by Debbie Silverstein
Last week's SUN carried the first of these columns. In case you missed it I'll explain it's intentions again, This column is an outlet for news of what's happening out in the fields of our community. Interest and enthusiasm for farming and gardening continues to grow. Since most of us are relatively new to the task of providing our own food, our knowledge of the area's resources is limited. Sharing what we know is vital to the task both of raising a garden and building a stronger community.
I've already suggested some good, comprehensive sources of written information that are readily available. I failed to mention one of our most valuable resources - the local farmers. These people are part of our community, too. Most of them, I think you'll find are really pleased to see so many young people showing an interest in farming, which is their lives' work.
If they respond to you with initial skepticism just remember that they've spent their lives struggling both with nature and with this society to hold onto their land. Most of them are no longer free to grow what they want, but must grow what the government tells them.

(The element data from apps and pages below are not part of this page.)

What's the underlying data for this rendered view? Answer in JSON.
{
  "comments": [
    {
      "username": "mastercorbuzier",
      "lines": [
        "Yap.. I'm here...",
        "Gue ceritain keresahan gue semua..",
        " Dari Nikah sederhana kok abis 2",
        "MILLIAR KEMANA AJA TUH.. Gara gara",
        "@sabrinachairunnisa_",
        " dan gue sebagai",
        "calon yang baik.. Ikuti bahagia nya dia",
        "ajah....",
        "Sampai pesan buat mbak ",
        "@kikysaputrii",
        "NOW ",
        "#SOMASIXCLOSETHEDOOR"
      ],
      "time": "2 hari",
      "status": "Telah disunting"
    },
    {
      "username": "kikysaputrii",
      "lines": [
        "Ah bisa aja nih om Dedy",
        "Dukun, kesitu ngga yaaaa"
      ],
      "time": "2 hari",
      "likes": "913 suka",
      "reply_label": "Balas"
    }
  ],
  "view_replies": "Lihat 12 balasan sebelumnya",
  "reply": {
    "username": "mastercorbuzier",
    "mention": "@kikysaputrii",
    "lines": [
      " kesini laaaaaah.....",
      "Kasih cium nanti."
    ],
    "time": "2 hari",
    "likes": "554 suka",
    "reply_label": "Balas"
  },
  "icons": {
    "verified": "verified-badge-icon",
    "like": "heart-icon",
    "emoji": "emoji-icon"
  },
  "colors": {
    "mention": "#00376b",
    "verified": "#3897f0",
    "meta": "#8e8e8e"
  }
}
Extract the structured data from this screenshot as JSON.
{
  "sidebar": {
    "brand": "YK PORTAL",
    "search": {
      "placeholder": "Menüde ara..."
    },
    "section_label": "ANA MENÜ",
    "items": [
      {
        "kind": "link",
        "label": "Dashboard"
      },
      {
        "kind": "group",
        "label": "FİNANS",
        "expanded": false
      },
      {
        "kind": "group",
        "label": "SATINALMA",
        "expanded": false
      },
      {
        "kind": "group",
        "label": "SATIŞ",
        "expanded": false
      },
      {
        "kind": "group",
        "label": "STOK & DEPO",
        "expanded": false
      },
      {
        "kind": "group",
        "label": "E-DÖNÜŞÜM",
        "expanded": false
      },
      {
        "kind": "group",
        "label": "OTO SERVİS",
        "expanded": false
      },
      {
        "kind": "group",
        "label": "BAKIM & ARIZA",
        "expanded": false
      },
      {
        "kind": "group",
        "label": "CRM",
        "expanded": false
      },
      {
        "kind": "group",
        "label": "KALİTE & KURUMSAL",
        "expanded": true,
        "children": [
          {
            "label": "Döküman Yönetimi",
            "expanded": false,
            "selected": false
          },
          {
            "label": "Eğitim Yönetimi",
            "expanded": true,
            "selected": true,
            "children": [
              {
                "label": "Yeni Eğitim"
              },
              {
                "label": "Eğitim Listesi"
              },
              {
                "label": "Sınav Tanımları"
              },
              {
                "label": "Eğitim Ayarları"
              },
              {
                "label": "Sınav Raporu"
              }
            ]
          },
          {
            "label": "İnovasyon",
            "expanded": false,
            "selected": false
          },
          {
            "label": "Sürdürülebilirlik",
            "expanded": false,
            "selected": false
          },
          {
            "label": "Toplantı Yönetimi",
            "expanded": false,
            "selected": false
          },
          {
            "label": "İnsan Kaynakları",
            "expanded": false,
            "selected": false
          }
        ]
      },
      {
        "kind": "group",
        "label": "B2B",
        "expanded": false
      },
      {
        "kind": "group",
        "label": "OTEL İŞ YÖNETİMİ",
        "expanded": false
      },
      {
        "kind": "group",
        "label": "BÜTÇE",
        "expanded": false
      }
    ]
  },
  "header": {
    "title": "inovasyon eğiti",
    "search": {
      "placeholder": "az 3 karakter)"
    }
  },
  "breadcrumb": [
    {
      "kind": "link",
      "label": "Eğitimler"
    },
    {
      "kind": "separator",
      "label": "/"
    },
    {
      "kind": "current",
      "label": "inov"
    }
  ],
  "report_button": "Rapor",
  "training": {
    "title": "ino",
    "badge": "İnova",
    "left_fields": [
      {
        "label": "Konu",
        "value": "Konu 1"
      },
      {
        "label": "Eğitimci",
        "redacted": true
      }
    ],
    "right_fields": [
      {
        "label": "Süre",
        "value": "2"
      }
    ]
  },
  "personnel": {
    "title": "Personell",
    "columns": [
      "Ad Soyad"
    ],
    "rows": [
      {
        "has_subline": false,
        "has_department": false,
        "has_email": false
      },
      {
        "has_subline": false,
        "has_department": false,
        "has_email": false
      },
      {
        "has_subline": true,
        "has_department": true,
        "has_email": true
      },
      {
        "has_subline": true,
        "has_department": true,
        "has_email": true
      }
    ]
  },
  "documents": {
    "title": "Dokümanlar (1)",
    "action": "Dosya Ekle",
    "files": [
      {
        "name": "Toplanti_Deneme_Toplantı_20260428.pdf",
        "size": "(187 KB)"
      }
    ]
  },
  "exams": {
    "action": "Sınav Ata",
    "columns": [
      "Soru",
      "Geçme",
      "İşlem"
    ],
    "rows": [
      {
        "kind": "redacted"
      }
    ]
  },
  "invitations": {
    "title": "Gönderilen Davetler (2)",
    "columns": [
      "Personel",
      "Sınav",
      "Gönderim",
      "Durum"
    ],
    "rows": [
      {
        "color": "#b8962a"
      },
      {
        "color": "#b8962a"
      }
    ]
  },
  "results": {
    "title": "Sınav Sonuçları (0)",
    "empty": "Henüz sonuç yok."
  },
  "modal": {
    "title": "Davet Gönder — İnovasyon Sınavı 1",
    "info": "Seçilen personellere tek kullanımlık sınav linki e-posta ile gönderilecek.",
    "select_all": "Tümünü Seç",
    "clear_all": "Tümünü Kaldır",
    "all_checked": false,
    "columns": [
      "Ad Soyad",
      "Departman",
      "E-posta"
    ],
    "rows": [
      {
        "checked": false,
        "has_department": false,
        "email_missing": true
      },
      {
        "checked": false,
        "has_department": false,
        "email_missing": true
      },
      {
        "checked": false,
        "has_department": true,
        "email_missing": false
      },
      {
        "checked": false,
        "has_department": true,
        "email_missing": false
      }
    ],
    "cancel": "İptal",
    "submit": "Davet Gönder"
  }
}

The small farmer can no longer make a living off the land alone. He can't compete with the major food corporations and is forced to "earn his living" elsewhere, usually in a factory.
On my way back from Washington I ran out of gas and bought some from a farmer whose land had been cut in half by the Pennsylvania turnpike. He was really pleased when we told him we'd just come from protesting against the government. He told us that when he'd heard of the Capitol bombing a few weeks before, he wondered why they hadn't waited till all the Senators were in the building! Go out and meet these people, they are our friends. You can meet them at the Farmer's Market every Wednesday and Saturday mornings. (The Food Coop needs people on its weekly Saturday runs to the market. Call Peggy at 761-1709.)
There are a few other printed sources of information you might want to familiarize yourself with. The OLD FARMERS ALMANAC is a must. It's filled with facts and philosophy -- all of which can be taken with a grain of salt. According to the Almanac we're supposed to be in the midst of a rainy spring. It might not be a bad idea to get together with some friends and experiment with some rainmaking one night this week. Watch out though -- the latter part of this month is predicted to explode "with hail stones the size of chicken bones."
A subscription to the Michigan Farmer costs only $2.00 a year.
Don't forget about the Community Organic Garden out on North Campus. They'd like to have your help. Let us know what kind of work you're doing, what kind of help you need, and especially what kind of help you can give. I can be reached at 662-4201 or through the SUN.